PROBLEM TO WORK ON:
Search the lines of the records for the word "IKEA", and copy every line that has it.

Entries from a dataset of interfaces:
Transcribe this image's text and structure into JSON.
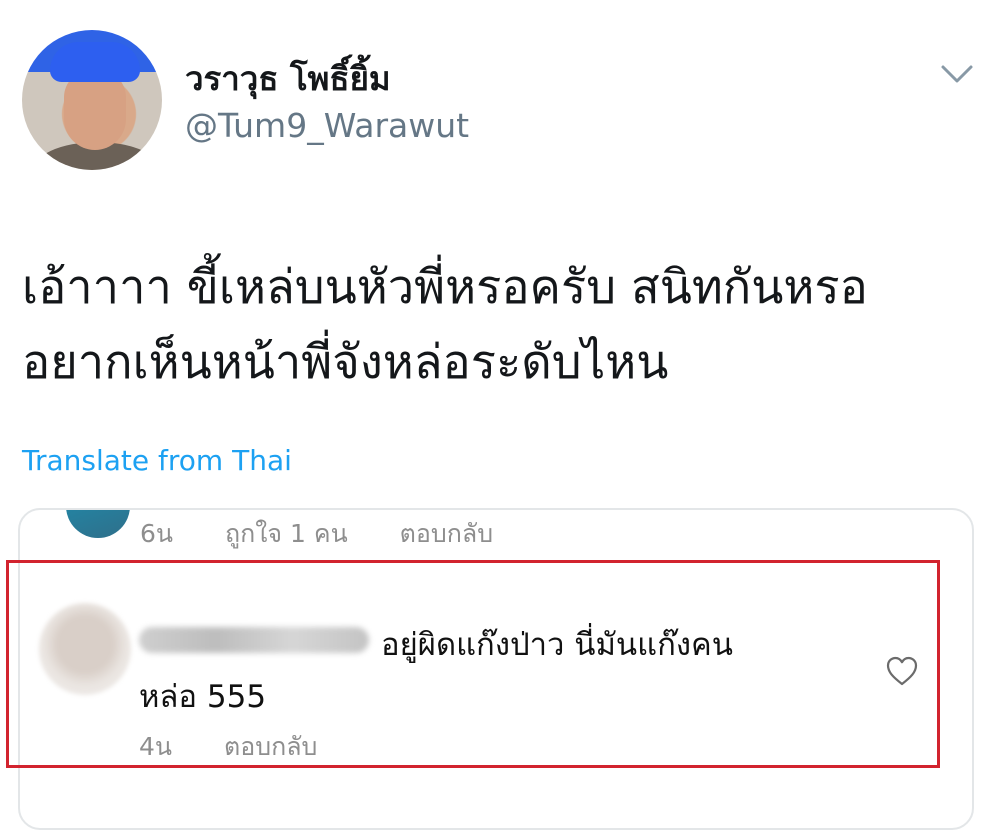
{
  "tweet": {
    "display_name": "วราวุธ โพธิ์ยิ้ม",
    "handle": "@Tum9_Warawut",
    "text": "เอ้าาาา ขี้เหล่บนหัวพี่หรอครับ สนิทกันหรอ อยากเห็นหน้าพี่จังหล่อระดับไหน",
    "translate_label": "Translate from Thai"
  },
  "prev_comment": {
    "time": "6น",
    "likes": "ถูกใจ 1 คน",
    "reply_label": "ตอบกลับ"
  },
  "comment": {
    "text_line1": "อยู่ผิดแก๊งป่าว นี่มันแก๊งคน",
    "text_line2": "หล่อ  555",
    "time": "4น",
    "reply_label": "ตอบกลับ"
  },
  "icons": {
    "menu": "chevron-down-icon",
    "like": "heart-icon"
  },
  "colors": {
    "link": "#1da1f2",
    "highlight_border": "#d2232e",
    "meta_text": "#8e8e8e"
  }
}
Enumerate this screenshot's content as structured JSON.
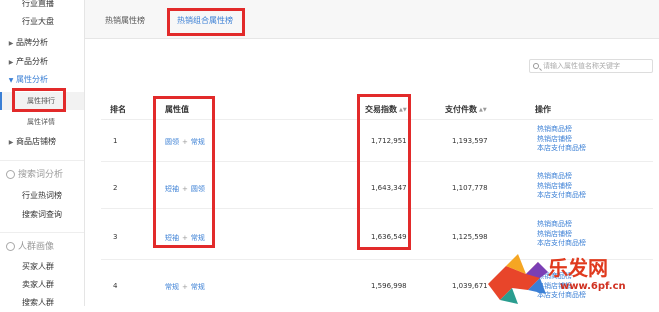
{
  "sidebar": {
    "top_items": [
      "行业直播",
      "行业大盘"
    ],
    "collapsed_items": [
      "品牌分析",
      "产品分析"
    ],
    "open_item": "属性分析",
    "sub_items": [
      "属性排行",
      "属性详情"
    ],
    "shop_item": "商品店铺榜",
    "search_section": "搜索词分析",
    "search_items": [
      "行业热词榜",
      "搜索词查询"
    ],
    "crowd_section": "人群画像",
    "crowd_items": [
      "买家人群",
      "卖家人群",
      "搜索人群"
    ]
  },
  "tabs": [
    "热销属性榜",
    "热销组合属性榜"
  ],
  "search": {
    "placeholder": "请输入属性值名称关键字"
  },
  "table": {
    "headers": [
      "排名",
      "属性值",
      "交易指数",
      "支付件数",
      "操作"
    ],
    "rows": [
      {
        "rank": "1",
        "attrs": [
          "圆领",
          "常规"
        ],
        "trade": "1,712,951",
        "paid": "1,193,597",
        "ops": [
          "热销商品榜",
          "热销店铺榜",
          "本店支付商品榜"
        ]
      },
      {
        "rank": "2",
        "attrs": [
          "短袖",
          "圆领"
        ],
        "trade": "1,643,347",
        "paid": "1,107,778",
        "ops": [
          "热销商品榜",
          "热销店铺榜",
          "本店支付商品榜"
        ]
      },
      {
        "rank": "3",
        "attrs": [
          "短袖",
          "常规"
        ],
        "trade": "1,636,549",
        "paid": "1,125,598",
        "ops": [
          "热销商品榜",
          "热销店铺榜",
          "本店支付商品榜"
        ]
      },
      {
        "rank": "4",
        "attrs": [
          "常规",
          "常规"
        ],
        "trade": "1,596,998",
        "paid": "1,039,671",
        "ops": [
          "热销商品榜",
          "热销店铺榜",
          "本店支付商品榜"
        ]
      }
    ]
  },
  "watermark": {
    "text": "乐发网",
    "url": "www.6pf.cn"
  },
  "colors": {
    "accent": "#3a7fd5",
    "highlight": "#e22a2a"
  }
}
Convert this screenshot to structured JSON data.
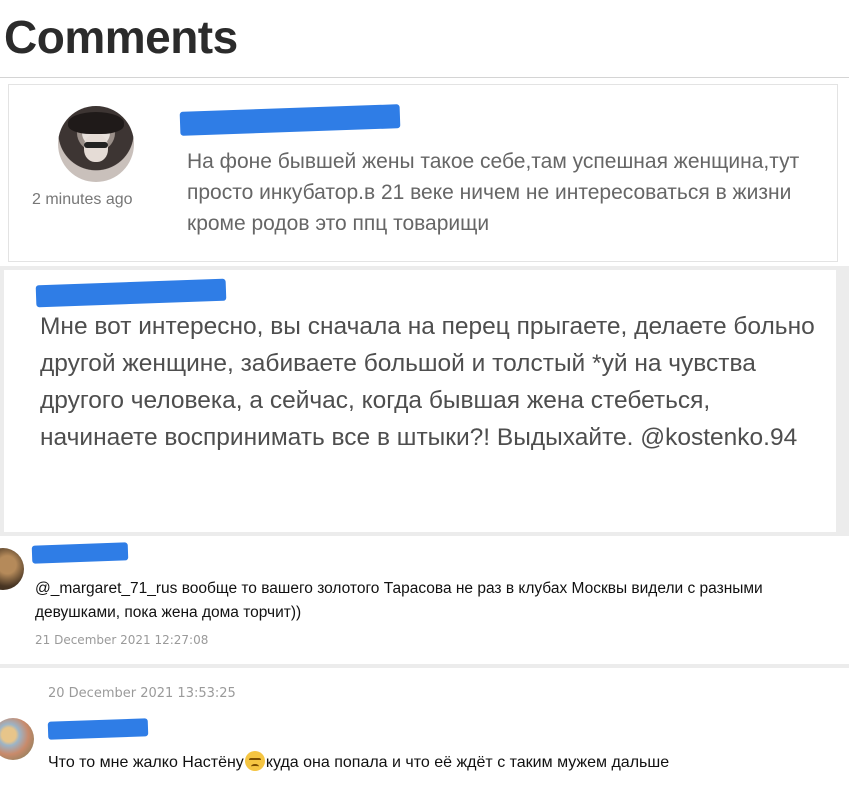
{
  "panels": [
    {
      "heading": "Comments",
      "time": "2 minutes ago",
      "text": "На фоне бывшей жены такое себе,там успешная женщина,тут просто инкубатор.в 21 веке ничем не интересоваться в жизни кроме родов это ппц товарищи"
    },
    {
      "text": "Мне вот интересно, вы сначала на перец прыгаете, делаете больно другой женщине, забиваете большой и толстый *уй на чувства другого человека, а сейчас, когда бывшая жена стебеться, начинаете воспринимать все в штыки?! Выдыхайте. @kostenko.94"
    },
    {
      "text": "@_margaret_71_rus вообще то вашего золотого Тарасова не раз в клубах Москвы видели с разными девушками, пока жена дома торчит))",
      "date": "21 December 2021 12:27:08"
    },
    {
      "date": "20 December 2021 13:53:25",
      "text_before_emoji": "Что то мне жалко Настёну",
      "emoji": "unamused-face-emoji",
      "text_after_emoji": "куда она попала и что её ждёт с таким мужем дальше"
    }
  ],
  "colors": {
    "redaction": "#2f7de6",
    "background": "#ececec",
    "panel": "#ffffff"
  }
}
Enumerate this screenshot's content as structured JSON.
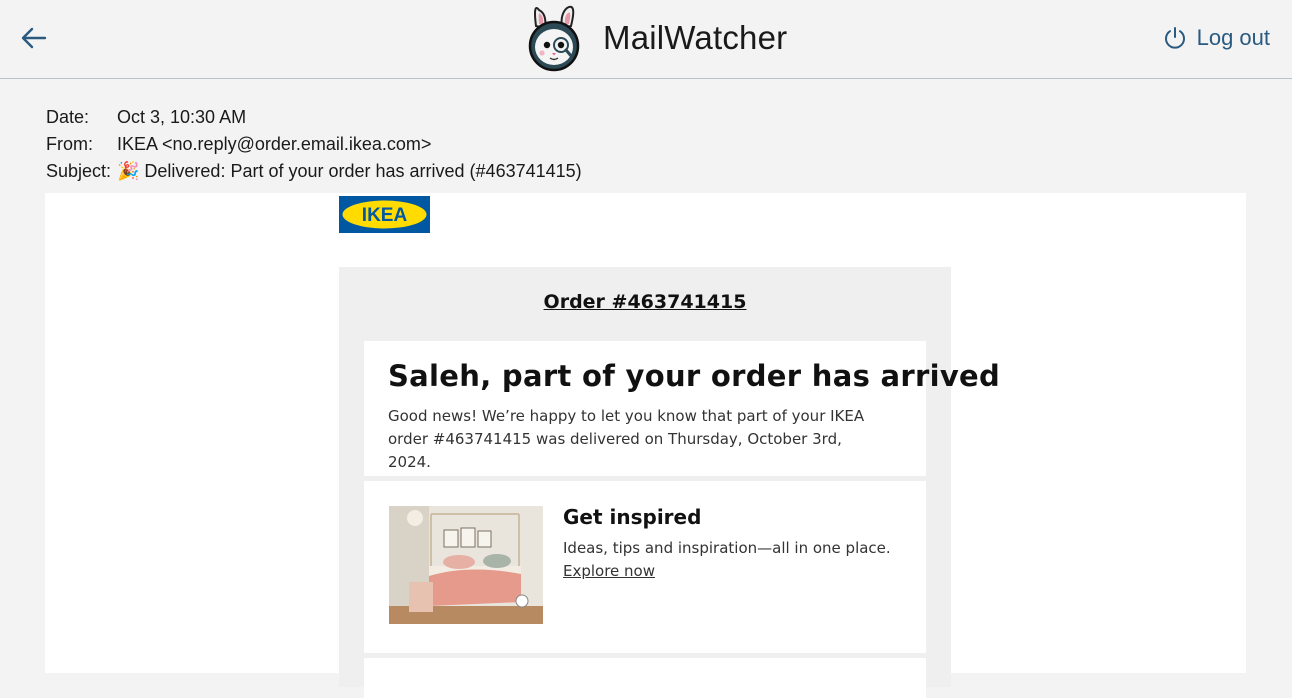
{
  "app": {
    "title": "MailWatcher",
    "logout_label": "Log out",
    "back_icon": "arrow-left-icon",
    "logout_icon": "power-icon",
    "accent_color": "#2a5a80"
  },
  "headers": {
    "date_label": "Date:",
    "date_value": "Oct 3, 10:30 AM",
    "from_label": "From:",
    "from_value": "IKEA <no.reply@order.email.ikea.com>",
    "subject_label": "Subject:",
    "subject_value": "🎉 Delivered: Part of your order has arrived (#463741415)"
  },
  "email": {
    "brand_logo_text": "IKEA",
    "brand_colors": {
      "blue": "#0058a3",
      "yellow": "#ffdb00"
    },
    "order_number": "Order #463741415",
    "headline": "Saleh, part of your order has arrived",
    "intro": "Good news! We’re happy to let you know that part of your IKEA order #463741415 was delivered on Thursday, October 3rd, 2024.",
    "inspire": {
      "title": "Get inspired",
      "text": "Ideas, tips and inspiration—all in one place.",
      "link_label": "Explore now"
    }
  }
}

WRITTEN REPLY:
    "from_value": "IKEA <no.reply@order.email.ikea.com>",
    "brand_logo_text": "IKEA",
    "intro": "Good news! We’re happy to let you know that part of your IKEA order #463741415 was delivered on Thursday, October 3rd, 2024.",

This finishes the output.